Excerpts from an interface dataset:
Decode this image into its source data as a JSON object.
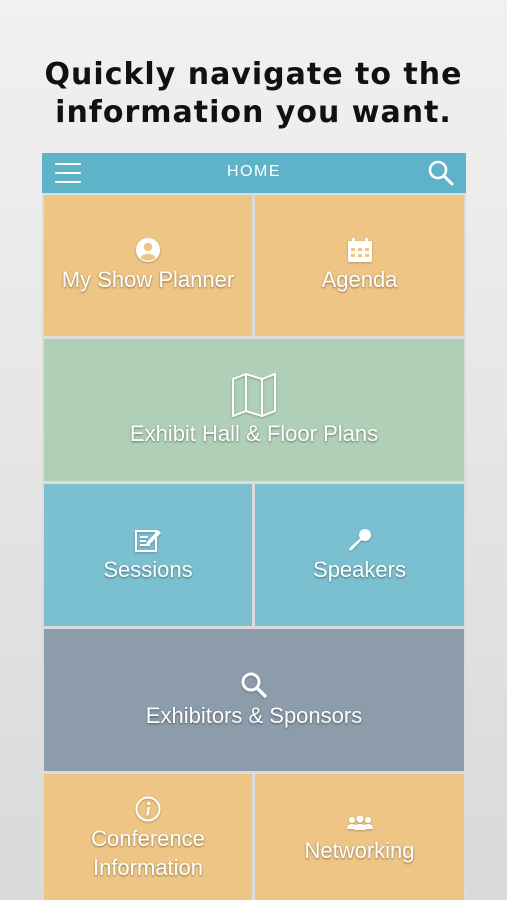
{
  "headline": {
    "line1": "Quickly navigate to the",
    "line2": "information you want."
  },
  "navbar": {
    "title": "HOME",
    "menu_icon": "hamburger-menu-icon",
    "search_icon": "search-icon"
  },
  "tiles": [
    {
      "label": "My Show Planner",
      "icon": "user-icon",
      "color": "#eec584"
    },
    {
      "label": "Agenda",
      "icon": "calendar-icon",
      "color": "#eec584"
    },
    {
      "label": "Exhibit Hall & Floor Plans",
      "icon": "map-icon",
      "color": "#afcfb7"
    },
    {
      "label": "Sessions",
      "icon": "edit-icon",
      "color": "#7bc0d1"
    },
    {
      "label": "Speakers",
      "icon": "microphone-icon",
      "color": "#7bc0d1"
    },
    {
      "label": "Exhibitors & Sponsors",
      "icon": "search-icon",
      "color": "#8d9cab"
    },
    {
      "label_line1": "Conference",
      "label_line2": "Information",
      "icon": "info-icon",
      "color": "#eec584"
    },
    {
      "label": "Networking",
      "icon": "people-icon",
      "color": "#eec584"
    }
  ],
  "colors": {
    "navbar": "#5fb3c9",
    "background": "#e6e6e6",
    "divider": "#dcdcdc"
  }
}
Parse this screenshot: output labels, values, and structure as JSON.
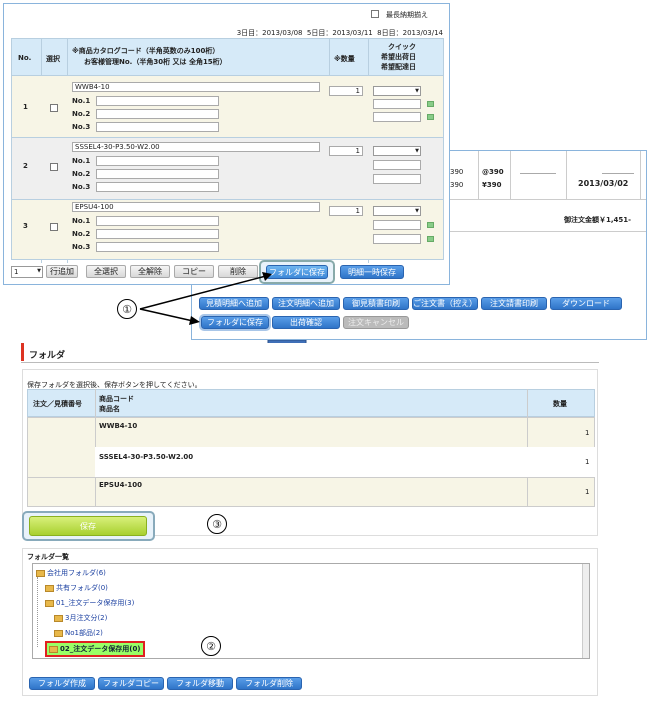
{
  "form": {
    "urgent_label": "最長納期揃え",
    "dates": "3日目：2013/03/08  5日目：2013/03/11  8日目：2013/03/14",
    "hdr_no": "No.",
    "hdr_select": "選択",
    "hdr_code1": "※商品カタログコード（半角英数のみ100桁）",
    "hdr_code2": "お客様管理No.（半角30桁 又は 全角15桁）",
    "hdr_qty": "※数量",
    "hdr_quick1": "クイック",
    "hdr_quick2": "希望出荷日",
    "hdr_quick3": "希望配達日",
    "rows": [
      {
        "no": "1",
        "code": "WWB4-10",
        "qty": "1"
      },
      {
        "no": "2",
        "code": "SSSEL4-30-P3.50-W2.00",
        "qty": "1"
      },
      {
        "no": "3",
        "code": "EPSU4-100",
        "qty": "1"
      }
    ],
    "sub_labels": [
      "No.1",
      "No.2",
      "No.3"
    ],
    "count_value": "1",
    "add_rows": "行追加",
    "select_all": "全選択",
    "deselect_all": "全解除",
    "copy": "コピー",
    "delete": "削除",
    "save_folder": "フォルダに保存",
    "temp_save": "明細一時保存"
  },
  "back": {
    "at1": "@390",
    "at2": "390",
    "yen1": "390",
    "yen2": "¥390",
    "date": "2013/03/02",
    "total": "御注文金額￥1,451-",
    "btn_quote_add": "見積明細へ追加",
    "btn_order_add": "注文明細へ追加",
    "btn_quote_print": "御見積書印刷",
    "btn_order_copy": "ご注文書（控え）",
    "btn_order_print": "注文請書印刷",
    "btn_download": "ダウンロード",
    "btn_save_folder": "フォルダに保存",
    "btn_ship": "出荷確認",
    "btn_cancel": "注文キャンセル"
  },
  "annot": {
    "c1": "①",
    "c2": "②",
    "c3": "③"
  },
  "folder": {
    "title": "フォルダ",
    "instruction": "保存フォルダを選択後、保存ボタンを押してください。",
    "col_order": "注文／見積番号",
    "col_code1": "商品コード",
    "col_code2": "商品名",
    "col_qty": "数量",
    "items": [
      {
        "code": "WWB4-10",
        "qty": "1"
      },
      {
        "code": "SSSEL4-30-P3.50-W2.00",
        "qty": "1"
      },
      {
        "code": "EPSU4-100",
        "qty": "1"
      }
    ],
    "save": "保存",
    "list_title": "フォルダ一覧",
    "tree": [
      "会社用フォルダ(6)",
      "共有フォルダ(0)",
      "01_注文データ保存用(3)",
      "3月注文分(2)",
      "No1部品(2)",
      "02_注文データ保存用(0)"
    ],
    "btn_create": "フォルダ作成",
    "btn_copy": "フォルダコピー",
    "btn_move": "フォルダ移動",
    "btn_delete": "フォルダ削除"
  }
}
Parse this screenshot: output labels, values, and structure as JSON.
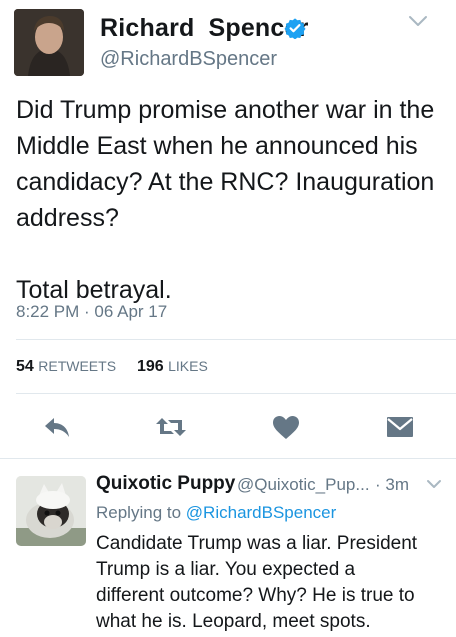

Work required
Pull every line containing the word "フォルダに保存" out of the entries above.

Response to the exercise
    "save_folder": "フォルダに保存",
    "btn_save_folder": "フォルダに保存",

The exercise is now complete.